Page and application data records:
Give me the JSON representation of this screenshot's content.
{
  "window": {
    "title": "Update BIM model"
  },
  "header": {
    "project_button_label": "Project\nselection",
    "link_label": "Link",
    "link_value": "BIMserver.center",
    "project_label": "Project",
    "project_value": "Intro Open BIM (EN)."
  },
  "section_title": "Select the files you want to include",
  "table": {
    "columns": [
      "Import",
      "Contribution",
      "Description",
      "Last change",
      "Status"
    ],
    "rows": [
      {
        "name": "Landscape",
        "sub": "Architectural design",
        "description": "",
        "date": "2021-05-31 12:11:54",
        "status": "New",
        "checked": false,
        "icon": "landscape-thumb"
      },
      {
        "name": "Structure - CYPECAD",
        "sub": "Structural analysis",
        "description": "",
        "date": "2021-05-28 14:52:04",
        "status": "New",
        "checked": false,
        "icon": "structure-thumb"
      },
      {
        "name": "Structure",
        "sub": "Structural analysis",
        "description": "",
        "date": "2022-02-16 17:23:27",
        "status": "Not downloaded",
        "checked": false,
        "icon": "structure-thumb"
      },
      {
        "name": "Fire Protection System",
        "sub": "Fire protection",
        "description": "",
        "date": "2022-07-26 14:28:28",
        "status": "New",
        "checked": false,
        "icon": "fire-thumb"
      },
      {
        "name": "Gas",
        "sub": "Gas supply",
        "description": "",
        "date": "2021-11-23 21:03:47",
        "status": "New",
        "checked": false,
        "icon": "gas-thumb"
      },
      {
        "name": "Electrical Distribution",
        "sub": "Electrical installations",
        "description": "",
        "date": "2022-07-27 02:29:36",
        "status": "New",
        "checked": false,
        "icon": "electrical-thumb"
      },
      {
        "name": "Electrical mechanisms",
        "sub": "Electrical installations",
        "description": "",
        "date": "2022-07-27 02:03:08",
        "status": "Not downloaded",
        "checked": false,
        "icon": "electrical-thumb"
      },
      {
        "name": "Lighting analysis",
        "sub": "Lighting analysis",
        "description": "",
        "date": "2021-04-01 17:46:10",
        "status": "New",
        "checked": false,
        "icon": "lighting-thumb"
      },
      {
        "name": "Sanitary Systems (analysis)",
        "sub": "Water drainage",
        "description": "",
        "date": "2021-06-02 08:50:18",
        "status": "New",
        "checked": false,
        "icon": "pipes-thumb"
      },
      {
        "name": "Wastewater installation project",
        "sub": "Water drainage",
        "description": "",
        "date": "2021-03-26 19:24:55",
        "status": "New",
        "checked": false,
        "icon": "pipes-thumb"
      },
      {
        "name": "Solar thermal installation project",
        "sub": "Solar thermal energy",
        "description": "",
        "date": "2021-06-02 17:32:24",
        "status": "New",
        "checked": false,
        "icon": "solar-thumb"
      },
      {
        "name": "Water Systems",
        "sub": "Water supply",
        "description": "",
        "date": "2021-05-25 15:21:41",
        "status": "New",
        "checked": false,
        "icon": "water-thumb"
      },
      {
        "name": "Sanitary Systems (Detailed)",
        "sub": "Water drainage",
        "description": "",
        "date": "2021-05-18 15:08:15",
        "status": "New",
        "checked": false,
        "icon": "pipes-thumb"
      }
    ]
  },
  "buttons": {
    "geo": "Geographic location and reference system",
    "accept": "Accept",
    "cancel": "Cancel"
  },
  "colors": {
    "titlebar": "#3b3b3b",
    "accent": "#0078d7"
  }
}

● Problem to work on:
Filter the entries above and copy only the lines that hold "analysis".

● Response area:
        "sub": "Structural analysis",
        "sub": "Structural analysis",
        "name": "Lighting analysis",
        "sub": "Lighting analysis",
        "name": "Sanitary Systems (analysis)",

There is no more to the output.